By John O’Donnell and Tom Sims
FRANKFURT (Reuters) – Berlin is so worried about the health of Deutsche Bank that it pushed for a merger with rival Commerzbank even though it could open up a huge financial shortfall, a German official told Reuters.
Deutsche Bank’s management board has agreed to hold talks with Commerzbank about the feasibility of a merger. The state owns a 15 percent stake of Commerzbank and is expected to be a shareholder in the new group.
The German official said that any tie-up would likely result in a multi-billion-euro hole because a switch in bank ownership legally triggers a revaluation of assets such as government bonds.
They would be revalued at a market price which is typically lower than the one registered on the accounts. A second source, who is familiar with the talks, said they also expected a shortfall after the potential merger.
Rating agency Moody’s has said that a takeover could result in a “downward valuation adjustment for parts of Commerzbank’s asset base”.
A second German official said Deutsche’s future was in question because high costs left it with little profit. Asked about a merger between the two banks, a third official said one was urgently needed to reduce the number of branches in an overcrowded market.

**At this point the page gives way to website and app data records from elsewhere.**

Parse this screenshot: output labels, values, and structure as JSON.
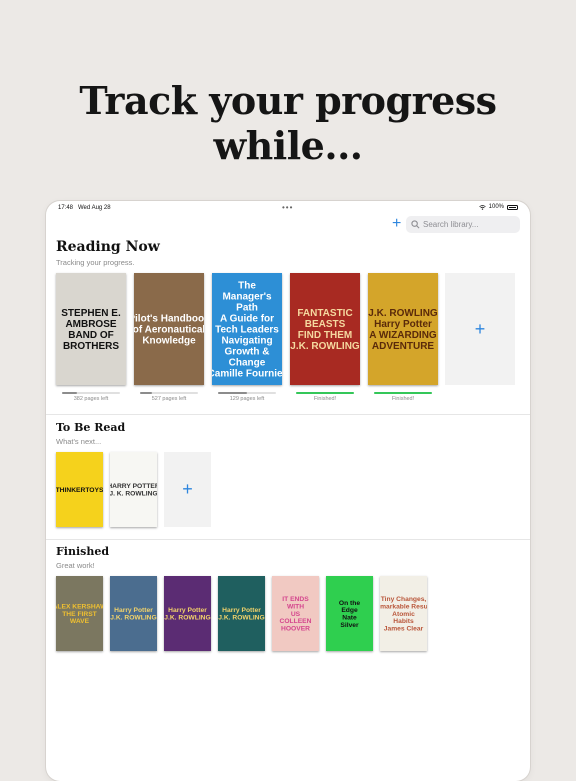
{
  "headline": "Track your progress while...",
  "status_bar": {
    "time": "17:48",
    "date": "Wed Aug 28",
    "battery": "100%"
  },
  "search": {
    "placeholder": "Search library..."
  },
  "toolbar": {
    "add_symbol": "+"
  },
  "sections": {
    "reading_now": {
      "title": "Reading Now",
      "subtitle": "Tracking your progress."
    },
    "to_be_read": {
      "title": "To Be Read",
      "subtitle": "What's next..."
    },
    "finished": {
      "title": "Finished",
      "subtitle": "Great work!"
    }
  },
  "reading_now_books": [
    {
      "cover_lines": [
        "STEPHEN E.",
        "AMBROSE",
        "BAND OF",
        "BROTHERS"
      ],
      "bg": "#d9d6cf",
      "fg": "#111111",
      "progress": 0.25,
      "progress_label": "382 pages left"
    },
    {
      "cover_lines": [
        "Pilot's Handbook",
        "of Aeronautical",
        "Knowledge"
      ],
      "bg": "#8a6a4a",
      "fg": "#ffffff",
      "progress": 0.2,
      "progress_label": "527 pages left"
    },
    {
      "cover_lines": [
        "The",
        "Manager's",
        "Path",
        "A Guide for",
        "Tech Leaders",
        "Navigating",
        "Growth &",
        "Change",
        "Camille Fournier"
      ],
      "bg": "#2d8fd6",
      "fg": "#ffffff",
      "progress": 0.5,
      "progress_label": "129 pages left"
    },
    {
      "cover_lines": [
        "FANTASTIC",
        "BEASTS",
        "FIND THEM",
        "J.K. ROWLING"
      ],
      "bg": "#a82a22",
      "fg": "#f5d9a0",
      "progress": 1,
      "progress_label": "Finished!"
    },
    {
      "cover_lines": [
        "J.K. ROWLING",
        "Harry Potter",
        "A WIZARDING",
        "ADVENTURE"
      ],
      "bg": "#d4a52a",
      "fg": "#5a2a0a",
      "progress": 1,
      "progress_label": "Finished!"
    }
  ],
  "to_be_read_books": [
    {
      "cover_lines": [
        "THINKERTOYS"
      ],
      "bg": "#f5d21c",
      "fg": "#111111"
    },
    {
      "cover_lines": [
        "HARRY POTTER",
        "J. K. ROWLING"
      ],
      "bg": "#f7f7f3",
      "fg": "#333333"
    }
  ],
  "finished_books": [
    {
      "cover_lines": [
        "ALEX KERSHAW",
        "THE FIRST",
        "WAVE"
      ],
      "bg": "#7b7760",
      "fg": "#f0c030"
    },
    {
      "cover_lines": [
        "Harry Potter",
        "J.K. ROWLING"
      ],
      "bg": "#4b6d8f",
      "fg": "#f3d36a"
    },
    {
      "cover_lines": [
        "Harry Potter",
        "J.K. ROWLING"
      ],
      "bg": "#5b2c73",
      "fg": "#f3d36a"
    },
    {
      "cover_lines": [
        "Harry Potter",
        "J.K. ROWLING"
      ],
      "bg": "#1f5f5f",
      "fg": "#f3d36a"
    },
    {
      "cover_lines": [
        "IT ENDS",
        "WITH",
        "US",
        "COLLEEN",
        "HOOVER"
      ],
      "bg": "#f1c9c2",
      "fg": "#d4458d"
    },
    {
      "cover_lines": [
        "On the",
        "Edge",
        "Nate",
        "Silver"
      ],
      "bg": "#2fcf4f",
      "fg": "#111111"
    },
    {
      "cover_lines": [
        "Tiny Changes,",
        "Remarkable Results",
        "Atomic",
        "Habits",
        "James Clear"
      ],
      "bg": "#f2efe6",
      "fg": "#b9563a"
    }
  ],
  "icons": {
    "search": "search-icon",
    "add": "plus-icon",
    "wifi": "wifi-icon",
    "battery": "battery-icon"
  },
  "colors": {
    "accent": "#2e86de",
    "finished": "#34c759"
  }
}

Both said a buoyant jobs market in Germany made it easier to make staff cuts without prompting large protests because those employees would be easily able to find other work.
Spokespeople for both banks, the German finance ministry and the economy ministry declined to comment for this story.
Deutsche Bank has said it is stable. Last month, as it announced a return to profit in 2018, its chief executive Christian Sewing said it was “on the right track” for growth and lower costs.
The banks will make a decision about whether to pursue a merger within weeks, a fifth source said.
“In 2016 … Deutsche went to the brink,” said the first official. “They haven’t really got out of that hole…It’s legitimate to ask:… how dangerous is that with systematic relevance?”
While having the government of Europe’s largest economy as a shareholder would give the group some weight, it would also be humbling for Deutsche Bank, once a symbol of German strength on Wall Street and London.
Its share price has tumbled after a string of scandals and fines including a $7 billion plus penalty in 2016 for selling U.S. home loans that unravelled in the financial crash.
A key measure of its default risk, a form of insurance known as credit default swaps, has risen.
Deutsche’s significance was underscored by the International Monetary Fund in 2016 when it said the bank’s links to the world’s largest lenders made it a bigger potential risk to the wider financial system than any other global bank.
Berlin has been examining options for Deutsche for many months. Senior German officials even participated in informal, exploratory discussions in recent months with Switzerland’s UBS about a merger with Deutsche, two more sources said.
But there was little appetite in Switzerland for making UBS bigger or for merging with a weaker Deutsche, so German officials reverted to Commerzbank, those people said. A UBS spokesman declined to comment.
The sources said it was not clear how any shortfall would be filled or even what size it would be.
The first source said that capital shortfall would be in the order of billions of euros although he noted that some people said there would be no need for fresh capital.
The new group could get financial support from a new fund that will be set up to support strategic industries in the face of competition from China.
German officials have identified Deutsche Bank as a national “champion” and the fund is expected to provide state backing or guarantees that would help companies raise cash from pension funds or insurers.
“I would get in private capital,” said a fourth German official. “An international bank is strategic.” It is not clear how big the fund will be.
Officials also see the potential merger as a way to protect Commerzbank from being snapped up by a foreign rival, which could make Deutsche’s problems worse.
Some experts are sceptical, however. Jan Krahnen, a member of the academic advisory board of the German finance ministry, said he had “strong reservations” because building such a “national champion…is blatantly against the spirit of Europe.”
Achim Wambach, president of influential German think tank ZEW research institute, said it was unclear whether such a tie-up would improve financial stability.
Klaus Adam, a professor of economics at the University of Oxford and also a member of the advisory panel to the finance ministry, said Deutsche Bank’s “reputation problems” could rub off on Commerzbank.
Customers’ and peers’ faith in Deutsche was shaken after the 2016 fines. A raid on the bank by police in November as part of an investigation into money laundering and two other scandals further shook confidence and hurt revenues.
Such matters “of course…were not helpful in the fourth quarter of 2018,” the bank’s co-deputy CEO Karl von Rohr said.
(Editing by Anna Willard)